"What's ironic," he said, "is that we've had interest from the Siemens, Securitas, Northrop Grummans of the world, simply because even as large as they are, they don't have the coverage necessary to do some of these projects ... Everybody knows that this is the truth: No one, not ADT, not Siemens, not Johnson Controls, no one is able to provide complete nationwide coverage. And they know it."
That's why the national accounts program isn't only open to PSA members.
"This will be driven by PSA members, designed and put together by them," said Dave Homet, PSA's director of business development and the administrator of the National Accounts Program. "But, having said that, we recognize that we may have some limitations over our 200 member companies. So, when we need to, we will utilize our third-party relationships. That might be through sub-contractors with a non-PSA member, or with somebody who might be a lead on the project.
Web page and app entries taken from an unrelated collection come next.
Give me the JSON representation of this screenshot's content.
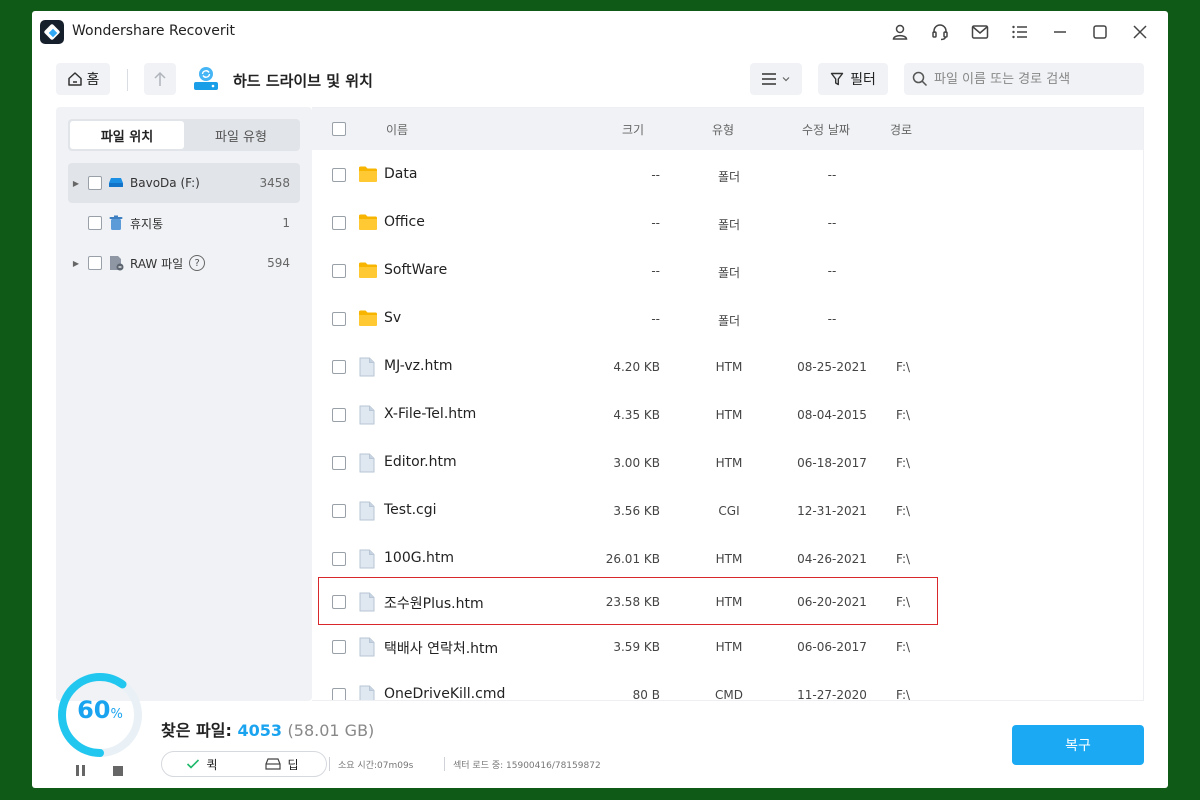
{
  "app": {
    "title": "Wondershare Recoverit",
    "titlebar_icons": [
      "user-icon",
      "headset-icon",
      "mail-icon",
      "menu-icon",
      "minimize-icon",
      "maximize-icon",
      "close-icon"
    ]
  },
  "toolbar": {
    "home_label": "홈",
    "location_title": "하드 드라이브 및 위치",
    "filter_label": "필터",
    "search_placeholder": "파일 이름 또는 경로 검색"
  },
  "sidebar": {
    "tabs": [
      {
        "label": "파일 위치",
        "active": true
      },
      {
        "label": "파일 유형",
        "active": false
      }
    ],
    "items": [
      {
        "label": "BavoDa (F:)",
        "count": "3458",
        "icon": "drive-icon",
        "selected": true,
        "expandable": true
      },
      {
        "label": "휴지통",
        "count": "1",
        "icon": "trash-icon",
        "selected": false,
        "expandable": false
      },
      {
        "label": "RAW 파일",
        "count": "594",
        "icon": "raw-file-icon",
        "selected": false,
        "expandable": true
      }
    ]
  },
  "table": {
    "columns": {
      "name": "이름",
      "size": "크기",
      "type": "유형",
      "modified": "수정 날짜",
      "path": "경로"
    },
    "rows": [
      {
        "name": "Data",
        "size": "--",
        "type": "폴더",
        "date": "--",
        "path": "",
        "icon": "folder-icon"
      },
      {
        "name": "Office",
        "size": "--",
        "type": "폴더",
        "date": "--",
        "path": "",
        "icon": "folder-icon"
      },
      {
        "name": "SoftWare",
        "size": "--",
        "type": "폴더",
        "date": "--",
        "path": "",
        "icon": "folder-icon"
      },
      {
        "name": "Sv",
        "size": "--",
        "type": "폴더",
        "date": "--",
        "path": "",
        "icon": "folder-icon"
      },
      {
        "name": "MJ-vz.htm",
        "size": "4.20 KB",
        "type": "HTM",
        "date": "08-25-2021",
        "path": "F:\\",
        "icon": "file-icon"
      },
      {
        "name": "X-File-Tel.htm",
        "size": "4.35 KB",
        "type": "HTM",
        "date": "08-04-2015",
        "path": "F:\\",
        "icon": "file-icon"
      },
      {
        "name": "Editor.htm",
        "size": "3.00 KB",
        "type": "HTM",
        "date": "06-18-2017",
        "path": "F:\\",
        "icon": "file-icon"
      },
      {
        "name": "Test.cgi",
        "size": "3.56 KB",
        "type": "CGI",
        "date": "12-31-2021",
        "path": "F:\\",
        "icon": "file-icon"
      },
      {
        "name": "100G.htm",
        "size": "26.01 KB",
        "type": "HTM",
        "date": "04-26-2021",
        "path": "F:\\",
        "icon": "file-icon"
      },
      {
        "name": "조수원Plus.htm",
        "size": "23.58 KB",
        "type": "HTM",
        "date": "06-20-2021",
        "path": "F:\\",
        "icon": "file-icon"
      },
      {
        "name": "택배사 연락처.htm",
        "size": "3.59 KB",
        "type": "HTM",
        "date": "06-06-2017",
        "path": "F:\\",
        "icon": "file-icon"
      },
      {
        "name": "OneDriveKill.cmd",
        "size": "80 B",
        "type": "CMD",
        "date": "11-27-2020",
        "path": "F:\\",
        "icon": "file-icon"
      }
    ]
  },
  "status": {
    "progress_value": "60",
    "progress_unit": "%",
    "progress_fraction": 0.6,
    "found_label": "찾은 파일:",
    "found_count": "4053",
    "found_size": "(58.01 GB)",
    "quick_label": "퀵",
    "deep_label": "딥",
    "elapsed": "소요 시간:07m09s",
    "sectors": "섹터 로드 중: 15900416/78159872",
    "recover_label": "복구"
  },
  "colors": {
    "accent": "#1aa9f2",
    "folder": "#f7b500",
    "highlight_border": "#d8282e",
    "background": "#0e5a16"
  }
}
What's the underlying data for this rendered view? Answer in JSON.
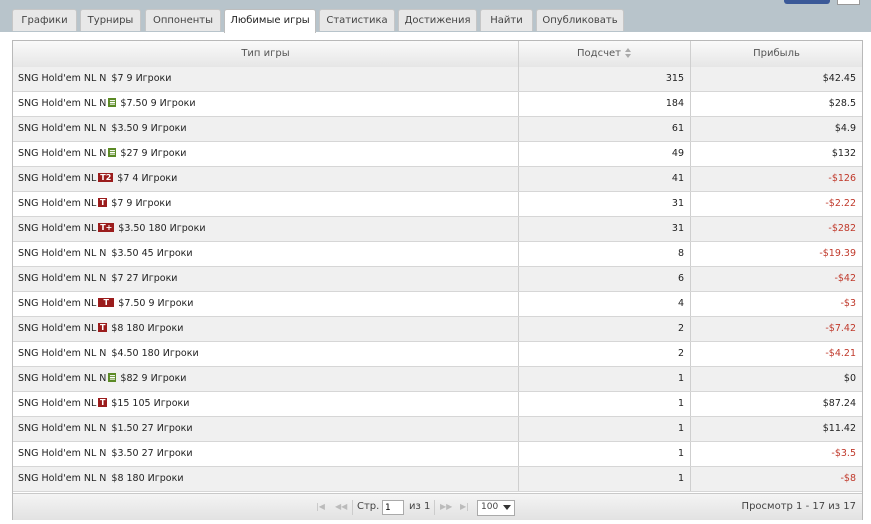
{
  "tabs": [
    {
      "label": "Графики",
      "active": false
    },
    {
      "label": "Турниры",
      "active": false
    },
    {
      "label": "Оппоненты",
      "active": false
    },
    {
      "label": "Любимые игры",
      "active": true
    },
    {
      "label": "Статистика",
      "active": false
    },
    {
      "label": "Достижения",
      "active": false
    },
    {
      "label": "Найти",
      "active": false
    },
    {
      "label": "Опубликовать",
      "active": false
    }
  ],
  "table": {
    "columns": {
      "game_type": "Тип игры",
      "count": "Подсчет",
      "profit": "Прибыль"
    },
    "rows": [
      {
        "prefix": "SNG Hold'em NL N",
        "badge": "",
        "suffix": "$7 9 Игроки",
        "count": "315",
        "profit": "$42.45",
        "negative": false
      },
      {
        "prefix": "SNG Hold'em NL N",
        "badge": "s",
        "suffix": "$7.50 9 Игроки",
        "count": "184",
        "profit": "$28.5",
        "negative": false
      },
      {
        "prefix": "SNG Hold'em NL N",
        "badge": "",
        "suffix": "$3.50 9 Игроки",
        "count": "61",
        "profit": "$4.9",
        "negative": false
      },
      {
        "prefix": "SNG Hold'em NL N",
        "badge": "s",
        "suffix": "$27 9 Игроки",
        "count": "49",
        "profit": "$132",
        "negative": false
      },
      {
        "prefix": "SNG Hold'em NL",
        "badge": "t2",
        "suffix": "$7 4 Игроки",
        "count": "41",
        "profit": "-$126",
        "negative": true
      },
      {
        "prefix": "SNG Hold'em NL",
        "badge": "t",
        "suffix": "$7 9 Игроки",
        "count": "31",
        "profit": "-$2.22",
        "negative": true
      },
      {
        "prefix": "SNG Hold'em NL",
        "badge": "tplus",
        "suffix": "$3.50 180 Игроки",
        "count": "31",
        "profit": "-$282",
        "negative": true
      },
      {
        "prefix": "SNG Hold'em NL N",
        "badge": "",
        "suffix": "$3.50 45 Игроки",
        "count": "8",
        "profit": "-$19.39",
        "negative": true
      },
      {
        "prefix": "SNG Hold'em NL N",
        "badge": "",
        "suffix": "$7 27 Игроки",
        "count": "6",
        "profit": "-$42",
        "negative": true
      },
      {
        "prefix": "SNG Hold'em NL",
        "badge": "ts",
        "suffix": "$7.50 9 Игроки",
        "count": "4",
        "profit": "-$3",
        "negative": true
      },
      {
        "prefix": "SNG Hold'em NL",
        "badge": "t",
        "suffix": "$8 180 Игроки",
        "count": "2",
        "profit": "-$7.42",
        "negative": true
      },
      {
        "prefix": "SNG Hold'em NL N",
        "badge": "",
        "suffix": "$4.50 180 Игроки",
        "count": "2",
        "profit": "-$4.21",
        "negative": true
      },
      {
        "prefix": "SNG Hold'em NL N",
        "badge": "s",
        "suffix": "$82 9 Игроки",
        "count": "1",
        "profit": "$0",
        "negative": false
      },
      {
        "prefix": "SNG Hold'em NL",
        "badge": "t",
        "suffix": "$15 105 Игроки",
        "count": "1",
        "profit": "$87.24",
        "negative": false
      },
      {
        "prefix": "SNG Hold'em NL N",
        "badge": "",
        "suffix": "$1.50 27 Игроки",
        "count": "1",
        "profit": "$11.42",
        "negative": false
      },
      {
        "prefix": "SNG Hold'em NL N",
        "badge": "",
        "suffix": "$3.50 27 Игроки",
        "count": "1",
        "profit": "-$3.5",
        "negative": true
      },
      {
        "prefix": "SNG Hold'em NL N",
        "badge": "",
        "suffix": "$8 180 Игроки",
        "count": "1",
        "profit": "-$8",
        "negative": true
      }
    ]
  },
  "badges": {
    "t": "T",
    "t2": "T2",
    "tplus": "T+",
    "s": "≡",
    "ts": "T"
  },
  "pager": {
    "page_label": "Стр.",
    "page_value": "1",
    "of_label": "из 1",
    "per_page": "100",
    "summary": "Просмотр 1 - 17 из 17"
  },
  "colors": {
    "negative": "#c0392b",
    "topbar": "#b8c4cb",
    "facebook": "#3b5998"
  }
}
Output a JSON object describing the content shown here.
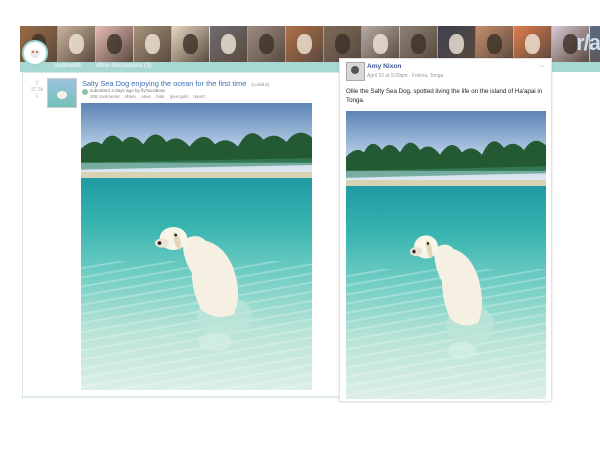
{
  "banner": {
    "tiles": [
      "#9a6b45",
      "#c9b39d",
      "#e7b9b4",
      "#a6937d",
      "#e6d7c3",
      "#6d6d72",
      "#9c8b83",
      "#b06f45",
      "#7c6a58",
      "#b4aaa3",
      "#8d7f73",
      "#3c4150",
      "#c68d6d",
      "#e07c4b",
      "#d8c9d6",
      "#5b6d86"
    ],
    "brand_text": "r/a"
  },
  "tabbar": {
    "items": [
      "comments",
      "other discussions (3)"
    ]
  },
  "post": {
    "score": "37.3k",
    "up_icon": "upvote-arrow-icon",
    "down_icon": "downvote-arrow-icon",
    "title": "Salty Sea Dog enjoying the ocean for the first time",
    "domain": "(i.redd.it)",
    "meta": "submitted 3 days ago by flyTacoBoat",
    "links": [
      "308 comments",
      "share",
      "save",
      "hide",
      "give gold",
      "report"
    ]
  },
  "fb": {
    "name": "Amy Nixon",
    "time": "April 10 at 9:20pm · Foleva, Tonga",
    "chevron_icon": "chevron-down-icon",
    "text": "Ollie the Salty Sea Dog, spotted living the life on the island of Ha'apai in Tonga."
  },
  "colors": {
    "title_link": "#3f6fb4",
    "fb_name": "#3b5998",
    "tabbar": "#a8d8d4"
  }
}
We will partner with other non-PSA members, too, who might not even be integrators themselves. We have things behind the scenes with national IT integrators, with a large construction/engineering company looking for a partner on the security side. We'll plug in their capabilities."
"It's new, so it's all kind of theory at this point, but as a local regional integrator I'm excited by it," said Charles Baker, the president of California Commercial Security, an integrator with roughly 40 employees headquartered in San Diego. "What it should be able to do is expand the amount of business we do beyond where we're currently confined ... We've had a couple of situations [in the past] where I've simply had to pass on business." He noted a customer who was opening a San Francisco branch, where CCS just didn't have an established partner.
"They came to me first because we were their choice," Baker said, "and I had to elect not to help them out. We pride ourselves on quality of work, and if I can't guarantee that, I can't do the work."
Now, he's confident, "our end user will feel like there was a velvet glove handover. Even though they're not working with us, that's the feeling they'll have."